** Material provided follows **

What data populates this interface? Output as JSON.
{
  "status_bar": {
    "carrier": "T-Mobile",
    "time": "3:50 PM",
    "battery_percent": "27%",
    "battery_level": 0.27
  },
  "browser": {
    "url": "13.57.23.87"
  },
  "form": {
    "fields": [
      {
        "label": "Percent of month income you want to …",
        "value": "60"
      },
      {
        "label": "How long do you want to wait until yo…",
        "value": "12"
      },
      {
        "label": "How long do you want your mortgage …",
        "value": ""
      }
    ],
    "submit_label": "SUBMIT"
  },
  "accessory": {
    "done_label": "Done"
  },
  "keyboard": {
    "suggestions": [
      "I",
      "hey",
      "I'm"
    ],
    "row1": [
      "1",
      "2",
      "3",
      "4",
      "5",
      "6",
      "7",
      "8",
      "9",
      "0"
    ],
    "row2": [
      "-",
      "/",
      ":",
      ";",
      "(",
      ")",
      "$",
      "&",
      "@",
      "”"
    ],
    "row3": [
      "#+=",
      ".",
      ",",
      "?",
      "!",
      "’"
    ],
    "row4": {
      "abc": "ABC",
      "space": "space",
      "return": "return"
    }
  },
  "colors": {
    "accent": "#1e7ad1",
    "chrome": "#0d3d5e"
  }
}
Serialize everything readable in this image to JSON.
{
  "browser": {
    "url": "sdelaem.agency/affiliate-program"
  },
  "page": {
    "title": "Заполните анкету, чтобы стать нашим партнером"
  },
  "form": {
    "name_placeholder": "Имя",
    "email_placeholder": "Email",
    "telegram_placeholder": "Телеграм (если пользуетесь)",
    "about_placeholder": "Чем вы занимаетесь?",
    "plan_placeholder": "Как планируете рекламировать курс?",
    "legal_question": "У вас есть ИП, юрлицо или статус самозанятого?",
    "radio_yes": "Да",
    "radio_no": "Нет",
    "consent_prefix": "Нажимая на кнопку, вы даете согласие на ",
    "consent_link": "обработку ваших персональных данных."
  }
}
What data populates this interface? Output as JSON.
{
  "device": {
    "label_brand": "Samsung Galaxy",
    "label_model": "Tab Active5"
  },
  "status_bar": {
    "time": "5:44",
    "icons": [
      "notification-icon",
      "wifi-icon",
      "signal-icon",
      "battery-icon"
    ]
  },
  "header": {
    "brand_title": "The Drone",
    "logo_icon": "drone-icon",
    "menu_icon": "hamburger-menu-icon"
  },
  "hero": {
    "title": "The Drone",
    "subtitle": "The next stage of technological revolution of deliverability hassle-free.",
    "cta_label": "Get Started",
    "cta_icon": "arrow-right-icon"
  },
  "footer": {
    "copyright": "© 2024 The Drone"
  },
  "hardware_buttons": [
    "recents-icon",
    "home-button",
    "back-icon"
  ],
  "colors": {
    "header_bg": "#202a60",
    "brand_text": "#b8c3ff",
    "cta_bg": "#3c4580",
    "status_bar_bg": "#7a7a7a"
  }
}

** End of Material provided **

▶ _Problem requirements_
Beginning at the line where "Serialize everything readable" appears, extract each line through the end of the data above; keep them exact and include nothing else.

▶ _Written answer_
Serialize everything readable in this image to JSON.
{
  "browser": {
    "url": "sdelaem.agency/affiliate-program"
  },
  "page": {
    "title": "Заполните анкету, чтобы стать нашим партнером"
  },
  "form": {
    "name_placeholder": "Имя",
    "email_placeholder": "Email",
    "telegram_placeholder": "Телеграм (если пользуетесь)",
    "about_placeholder": "Чем вы занимаетесь?",
    "plan_placeholder": "Как планируете рекламировать курс?",
    "legal_question": "У вас есть ИП, юрлицо или статус самозанятого?",
    "radio_yes": "Да",
    "radio_no": "Нет",
    "consent_prefix": "Нажимая на кнопку, вы даете согласие на ",
    "consent_link": "обработку ваших персональных данных."
  }
}
What data populates this interface? Output as JSON.
{
  "device": {
    "label_brand": "Samsung Galaxy",
    "label_model": "Tab Active5"
  },
  "status_bar": {
    "time": "5:44",
    "icons": [
      "notification-icon",
      "wifi-icon",
      "signal-icon",
      "battery-icon"
    ]
  },
  "header": {
    "brand_title": "The Drone",
    "logo_icon": "drone-icon",
    "menu_icon": "hamburger-menu-icon"
  },
  "hero": {
    "title": "The Drone",
    "subtitle": "The next stage of technological revolution of deliverability hassle-free.",
    "cta_label": "Get Started",
    "cta_icon": "arrow-right-icon"
  },
  "footer": {
    "copyright": "© 2024 The Drone"
  },
  "hardware_buttons": [
    "recents-icon",
    "home-button",
    "back-icon"
  ],
  "colors": {
    "header_bg": "#202a60",
    "brand_text": "#b8c3ff",
    "cta_bg": "#3c4580",
    "status_bar_bg": "#7a7a7a"
  }
}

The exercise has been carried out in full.